-- Opening Marker --
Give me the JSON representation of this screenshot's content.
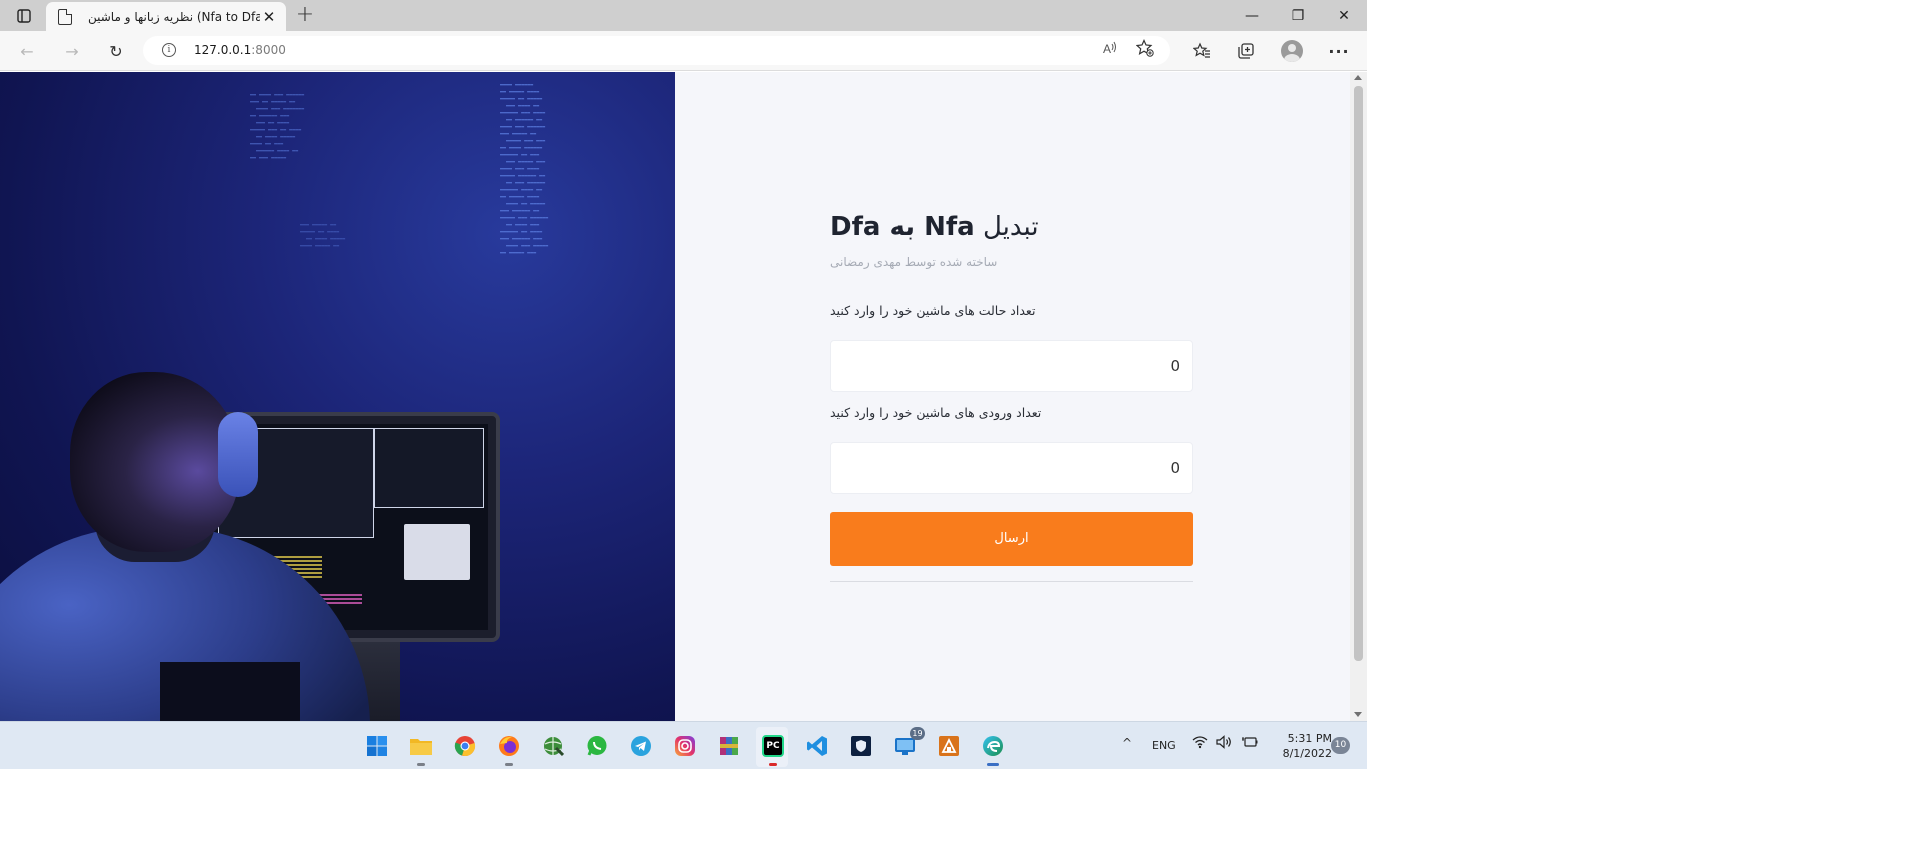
{
  "browser": {
    "tab_title": "نظریه زبانها و ماشین (Nfa to Dfa)",
    "new_tab_symbol": "+",
    "tab_close_symbol": "✕",
    "url_host": "127.0.0.1",
    "url_port": ":8000",
    "info_symbol": "i",
    "read_aloud_symbol": "A​",
    "window_controls": {
      "minimize": "—",
      "maximize": "❐",
      "close": "✕"
    },
    "nav": {
      "back": "←",
      "forward": "→",
      "refresh": "↻"
    },
    "toolbar_icons": [
      "favorites-icon",
      "collections-icon",
      "profile-icon",
      "menu-icon"
    ]
  },
  "page": {
    "title_ar": "تبدیل",
    "title_en": "Nfa به Dfa",
    "subtitle": "ساخته شده توسط مهدی رمضانی",
    "states_label": "تعداد حالت های ماشین خود را وارد کنید",
    "states_value": "0",
    "inputs_label": "تعداد ورودی های ماشین خود را وارد کنید",
    "inputs_value": "0",
    "submit_label": "ارسال",
    "accent_color": "#f97c1c"
  },
  "taskbar": {
    "apps": [
      {
        "name": "start-icon"
      },
      {
        "name": "file-explorer-icon"
      },
      {
        "name": "chrome-icon"
      },
      {
        "name": "firefox-icon"
      },
      {
        "name": "network-globe-icon"
      },
      {
        "name": "whatsapp-icon"
      },
      {
        "name": "telegram-icon"
      },
      {
        "name": "instagram-icon"
      },
      {
        "name": "winrar-icon"
      },
      {
        "name": "pycharm-icon"
      },
      {
        "name": "vscode-icon"
      },
      {
        "name": "shield-app-icon"
      },
      {
        "name": "remote-desktop-icon",
        "badge": "19"
      },
      {
        "name": "sublime-app-icon"
      },
      {
        "name": "edge-icon"
      }
    ],
    "pycharm_label": "PC",
    "chevron": "^",
    "language": "ENG",
    "time": "5:31 PM",
    "date": "8/1/2022",
    "notifications": "10"
  }
}
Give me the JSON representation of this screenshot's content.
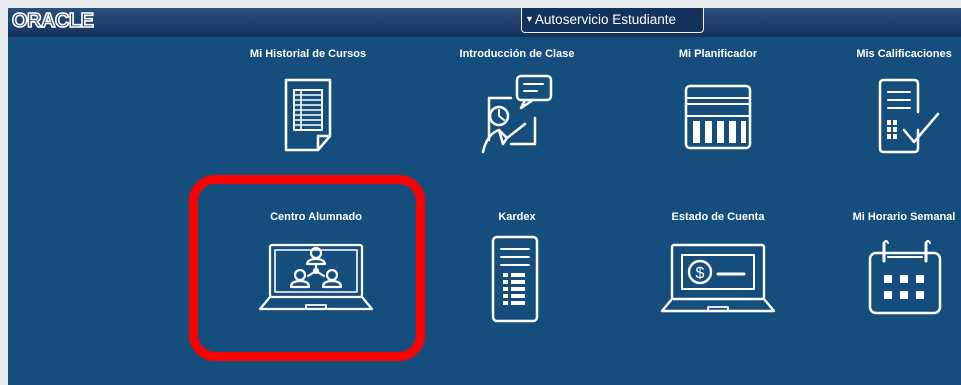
{
  "header": {
    "logo_text": "ORACLE",
    "homepage_selector": "Autoservicio Estudiante"
  },
  "tiles": [
    {
      "label": "Mi Historial de Cursos",
      "icon": "course-history-document-icon"
    },
    {
      "label": "Introducción de Clase",
      "icon": "class-presentation-icon"
    },
    {
      "label": "Mi Planificador",
      "icon": "planner-icon"
    },
    {
      "label": "Mis Calificaciones",
      "icon": "grades-checklist-icon"
    },
    {
      "label": "Centro Alumnado",
      "icon": "student-center-laptop-icon"
    },
    {
      "label": "Kardex",
      "icon": "kardex-document-icon"
    },
    {
      "label": "Estado de Cuenta",
      "icon": "account-statement-icon"
    },
    {
      "label": "Mi Horario Semanal",
      "icon": "weekly-calendar-icon"
    }
  ],
  "annotation": {
    "highlighted_tile": "Centro Alumnado",
    "highlight_color": "#ff0000"
  }
}
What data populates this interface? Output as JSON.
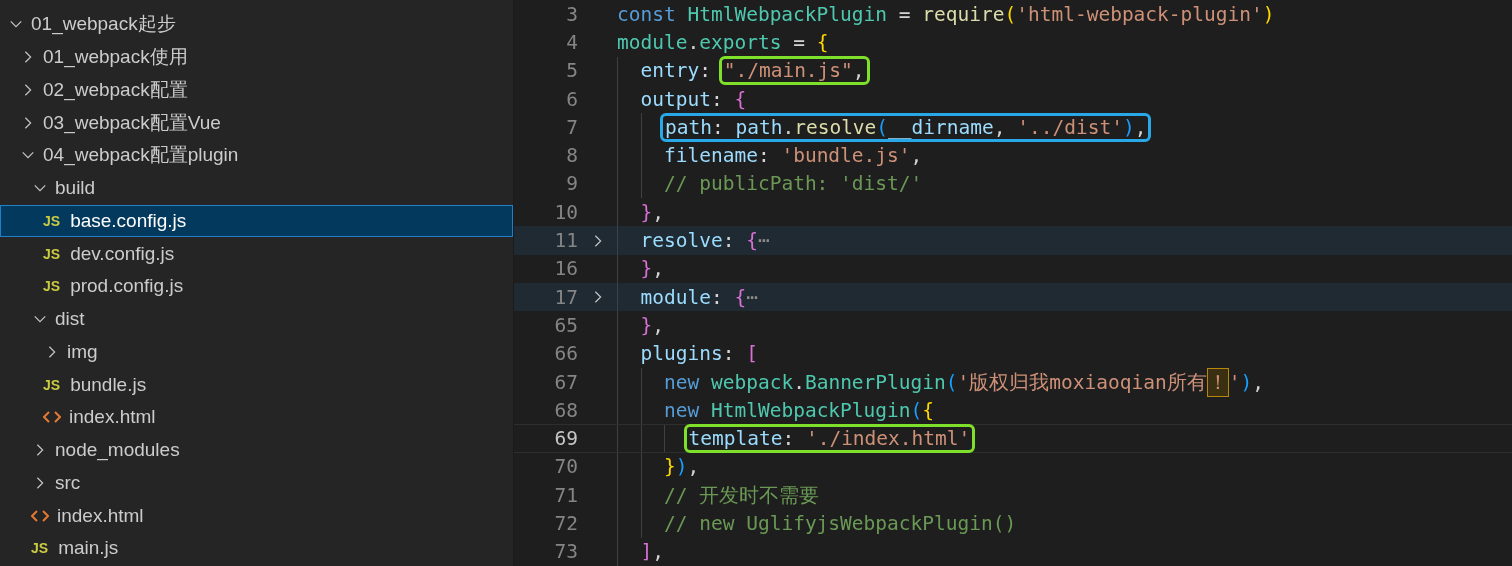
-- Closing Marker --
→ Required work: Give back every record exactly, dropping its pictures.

→ Solution for this exercise:
Give me the JSON representation of this screenshot's content.
{
  "browser": {
    "tab_title": "نظریه زبانها و ماشین (Nfa to Dfa)",
    "new_tab_symbol": "+",
    "tab_close_symbol": "✕",
    "url_host": "127.0.0.1",
    "url_port": ":8000",
    "info_symbol": "i",
    "read_aloud_symbol": "A​",
    "window_controls": {
      "minimize": "—",
      "maximize": "❐",
      "close": "✕"
    },
    "nav": {
      "back": "←",
      "forward": "→",
      "refresh": "↻"
    },
    "toolbar_icons": [
      "favorites-icon",
      "collections-icon",
      "profile-icon",
      "menu-icon"
    ]
  },
  "page": {
    "title_ar": "تبدیل",
    "title_en": "Nfa به Dfa",
    "subtitle": "ساخته شده توسط مهدی رمضانی",
    "states_label": "تعداد حالت های ماشین خود را وارد کنید",
    "states_value": "0",
    "inputs_label": "تعداد ورودی های ماشین خود را وارد کنید",
    "inputs_value": "0",
    "submit_label": "ارسال",
    "accent_color": "#f97c1c"
  },
  "taskbar": {
    "apps": [
      {
        "name": "start-icon"
      },
      {
        "name": "file-explorer-icon"
      },
      {
        "name": "chrome-icon"
      },
      {
        "name": "firefox-icon"
      },
      {
        "name": "network-globe-icon"
      },
      {
        "name": "whatsapp-icon"
      },
      {
        "name": "telegram-icon"
      },
      {
        "name": "instagram-icon"
      },
      {
        "name": "winrar-icon"
      },
      {
        "name": "pycharm-icon"
      },
      {
        "name": "vscode-icon"
      },
      {
        "name": "shield-app-icon"
      },
      {
        "name": "remote-desktop-icon",
        "badge": "19"
      },
      {
        "name": "sublime-app-icon"
      },
      {
        "name": "edge-icon"
      }
    ],
    "pycharm_label": "PC",
    "chevron": "^",
    "language": "ENG",
    "time": "5:31 PM",
    "date": "8/1/2022",
    "notifications": "10"
  }
}
Give me the JSON representation of this screenshot's content.
{
  "header": {
    "logo_text": "ORACLE",
    "homepage_selector": "Autoservicio Estudiante"
  },
  "tiles": [
    {
      "label": "Mi Historial de Cursos",
      "icon": "course-history-document-icon"
    },
    {
      "label": "Introducción de Clase",
      "icon": "class-presentation-icon"
    },
    {
      "label": "Mi Planificador",
      "icon": "planner-icon"
    },
    {
      "label": "Mis Calificaciones",
      "icon": "grades-checklist-icon"
    },
    {
      "label": "Centro Alumnado",
      "icon": "student-center-laptop-icon"
    },
    {
      "label": "Kardex",
      "icon": "kardex-document-icon"
    },
    {
      "label": "Estado de Cuenta",
      "icon": "account-statement-icon"
    },
    {
      "label": "Mi Horario Semanal",
      "icon": "weekly-calendar-icon"
    }
  ],
  "annotation": {
    "highlighted_tile": "Centro Alumnado",
    "highlight_color": "#ff0000"
  }
}
What data populates this interface? Output as JSON.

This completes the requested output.